■ **Exercise directions**:
Find every line below with the word "xlsx". Then give only how many there are.

* * *

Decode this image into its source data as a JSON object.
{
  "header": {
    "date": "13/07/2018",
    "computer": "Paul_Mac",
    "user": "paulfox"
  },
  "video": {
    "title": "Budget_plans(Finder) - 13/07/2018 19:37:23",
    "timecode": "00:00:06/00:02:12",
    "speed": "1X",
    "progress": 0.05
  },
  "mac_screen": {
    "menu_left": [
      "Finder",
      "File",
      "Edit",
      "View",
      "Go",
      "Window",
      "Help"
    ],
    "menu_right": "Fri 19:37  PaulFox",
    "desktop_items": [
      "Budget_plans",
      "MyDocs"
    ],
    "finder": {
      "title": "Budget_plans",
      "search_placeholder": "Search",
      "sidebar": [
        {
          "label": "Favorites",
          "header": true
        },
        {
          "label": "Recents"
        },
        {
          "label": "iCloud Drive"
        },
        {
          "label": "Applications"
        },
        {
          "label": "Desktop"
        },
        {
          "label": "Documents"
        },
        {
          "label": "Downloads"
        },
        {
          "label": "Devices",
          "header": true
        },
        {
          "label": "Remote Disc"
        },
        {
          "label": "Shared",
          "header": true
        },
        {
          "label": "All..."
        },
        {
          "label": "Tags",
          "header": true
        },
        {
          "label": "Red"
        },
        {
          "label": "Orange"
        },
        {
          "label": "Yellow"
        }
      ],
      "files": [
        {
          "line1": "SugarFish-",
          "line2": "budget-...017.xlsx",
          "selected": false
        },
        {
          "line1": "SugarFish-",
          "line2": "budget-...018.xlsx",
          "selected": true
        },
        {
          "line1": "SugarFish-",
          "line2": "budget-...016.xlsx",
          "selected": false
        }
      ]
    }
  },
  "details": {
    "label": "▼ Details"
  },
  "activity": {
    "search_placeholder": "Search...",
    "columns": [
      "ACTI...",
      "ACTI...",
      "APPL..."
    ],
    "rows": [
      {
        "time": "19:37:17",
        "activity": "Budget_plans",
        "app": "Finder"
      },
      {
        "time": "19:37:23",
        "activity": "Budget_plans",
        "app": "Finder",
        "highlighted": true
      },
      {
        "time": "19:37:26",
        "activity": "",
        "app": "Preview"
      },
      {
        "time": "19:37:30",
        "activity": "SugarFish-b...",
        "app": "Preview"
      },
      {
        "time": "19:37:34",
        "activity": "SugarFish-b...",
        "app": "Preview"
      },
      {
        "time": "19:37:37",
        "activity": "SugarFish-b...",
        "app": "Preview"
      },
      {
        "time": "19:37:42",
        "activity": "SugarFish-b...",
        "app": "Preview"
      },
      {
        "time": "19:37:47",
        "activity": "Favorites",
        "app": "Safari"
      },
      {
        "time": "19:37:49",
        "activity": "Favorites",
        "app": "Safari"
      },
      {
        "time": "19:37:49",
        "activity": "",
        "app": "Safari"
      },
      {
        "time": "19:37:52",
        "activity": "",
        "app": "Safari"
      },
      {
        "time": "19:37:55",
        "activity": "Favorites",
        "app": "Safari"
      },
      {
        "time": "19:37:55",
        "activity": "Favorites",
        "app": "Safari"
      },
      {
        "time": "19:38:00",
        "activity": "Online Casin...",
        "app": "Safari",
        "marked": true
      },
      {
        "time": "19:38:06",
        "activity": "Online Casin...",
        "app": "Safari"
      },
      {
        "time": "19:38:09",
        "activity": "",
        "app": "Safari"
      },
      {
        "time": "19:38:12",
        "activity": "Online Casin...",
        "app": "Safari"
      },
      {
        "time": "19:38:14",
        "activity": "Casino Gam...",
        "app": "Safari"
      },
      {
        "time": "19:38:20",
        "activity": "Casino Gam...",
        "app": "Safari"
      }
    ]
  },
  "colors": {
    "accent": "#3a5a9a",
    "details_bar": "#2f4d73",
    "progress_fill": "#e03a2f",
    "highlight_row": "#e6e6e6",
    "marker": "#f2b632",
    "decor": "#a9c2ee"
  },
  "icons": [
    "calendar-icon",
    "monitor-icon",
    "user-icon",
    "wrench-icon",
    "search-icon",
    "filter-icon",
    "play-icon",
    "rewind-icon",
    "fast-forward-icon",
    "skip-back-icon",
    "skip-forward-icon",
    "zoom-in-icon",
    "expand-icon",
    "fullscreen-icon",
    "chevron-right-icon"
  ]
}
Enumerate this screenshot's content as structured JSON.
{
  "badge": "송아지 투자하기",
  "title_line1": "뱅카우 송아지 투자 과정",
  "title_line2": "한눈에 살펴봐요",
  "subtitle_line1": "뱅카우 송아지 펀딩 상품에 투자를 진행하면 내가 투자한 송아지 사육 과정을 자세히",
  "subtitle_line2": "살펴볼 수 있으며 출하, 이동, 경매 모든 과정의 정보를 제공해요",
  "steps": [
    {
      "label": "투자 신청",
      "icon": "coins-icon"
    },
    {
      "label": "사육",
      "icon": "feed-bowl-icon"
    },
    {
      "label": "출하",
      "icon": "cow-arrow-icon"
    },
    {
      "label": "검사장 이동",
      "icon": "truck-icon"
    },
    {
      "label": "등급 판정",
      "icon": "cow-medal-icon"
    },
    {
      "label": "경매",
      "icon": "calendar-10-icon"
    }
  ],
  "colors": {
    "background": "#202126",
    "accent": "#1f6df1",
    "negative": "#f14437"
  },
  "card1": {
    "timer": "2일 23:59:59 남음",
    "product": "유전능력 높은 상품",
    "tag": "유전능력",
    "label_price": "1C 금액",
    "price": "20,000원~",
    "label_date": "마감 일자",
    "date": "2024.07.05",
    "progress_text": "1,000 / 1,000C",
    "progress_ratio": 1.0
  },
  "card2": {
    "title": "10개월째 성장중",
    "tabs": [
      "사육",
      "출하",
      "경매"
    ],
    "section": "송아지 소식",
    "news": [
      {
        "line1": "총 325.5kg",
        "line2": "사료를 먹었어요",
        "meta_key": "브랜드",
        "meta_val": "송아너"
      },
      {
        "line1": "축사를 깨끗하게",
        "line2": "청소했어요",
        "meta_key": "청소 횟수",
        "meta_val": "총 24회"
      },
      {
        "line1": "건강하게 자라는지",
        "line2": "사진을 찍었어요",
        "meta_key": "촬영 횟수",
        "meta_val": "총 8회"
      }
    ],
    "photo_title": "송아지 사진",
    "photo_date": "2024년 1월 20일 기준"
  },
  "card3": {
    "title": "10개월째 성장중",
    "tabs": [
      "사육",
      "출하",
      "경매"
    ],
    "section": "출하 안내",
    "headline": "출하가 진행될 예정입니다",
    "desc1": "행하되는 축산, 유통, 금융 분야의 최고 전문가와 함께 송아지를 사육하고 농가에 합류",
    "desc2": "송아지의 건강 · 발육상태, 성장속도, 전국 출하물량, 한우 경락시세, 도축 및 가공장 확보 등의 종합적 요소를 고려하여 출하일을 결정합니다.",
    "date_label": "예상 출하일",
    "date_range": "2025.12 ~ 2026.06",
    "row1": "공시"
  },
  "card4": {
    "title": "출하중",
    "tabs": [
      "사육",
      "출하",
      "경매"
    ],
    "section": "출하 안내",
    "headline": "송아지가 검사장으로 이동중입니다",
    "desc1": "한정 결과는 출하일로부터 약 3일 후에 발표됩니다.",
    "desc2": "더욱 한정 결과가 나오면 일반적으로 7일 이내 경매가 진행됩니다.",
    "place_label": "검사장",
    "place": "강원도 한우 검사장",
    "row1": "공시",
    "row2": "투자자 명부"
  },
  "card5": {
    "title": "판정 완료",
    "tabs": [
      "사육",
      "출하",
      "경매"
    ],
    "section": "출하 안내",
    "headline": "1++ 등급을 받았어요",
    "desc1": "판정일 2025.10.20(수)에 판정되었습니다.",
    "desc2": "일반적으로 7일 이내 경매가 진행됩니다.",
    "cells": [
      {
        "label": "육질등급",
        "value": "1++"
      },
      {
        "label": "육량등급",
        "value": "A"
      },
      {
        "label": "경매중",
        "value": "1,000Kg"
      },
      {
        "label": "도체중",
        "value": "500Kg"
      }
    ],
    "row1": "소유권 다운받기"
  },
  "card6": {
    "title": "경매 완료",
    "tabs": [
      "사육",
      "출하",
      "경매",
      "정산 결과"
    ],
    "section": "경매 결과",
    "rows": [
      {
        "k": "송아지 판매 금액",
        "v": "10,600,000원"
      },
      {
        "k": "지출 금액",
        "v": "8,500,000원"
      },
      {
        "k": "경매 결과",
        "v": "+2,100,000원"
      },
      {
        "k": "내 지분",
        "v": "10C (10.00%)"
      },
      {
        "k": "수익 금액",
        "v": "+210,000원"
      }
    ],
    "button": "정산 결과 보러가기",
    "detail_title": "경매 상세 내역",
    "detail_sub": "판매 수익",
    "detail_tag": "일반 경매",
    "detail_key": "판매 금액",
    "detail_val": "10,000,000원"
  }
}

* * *

■ **Solution**:
3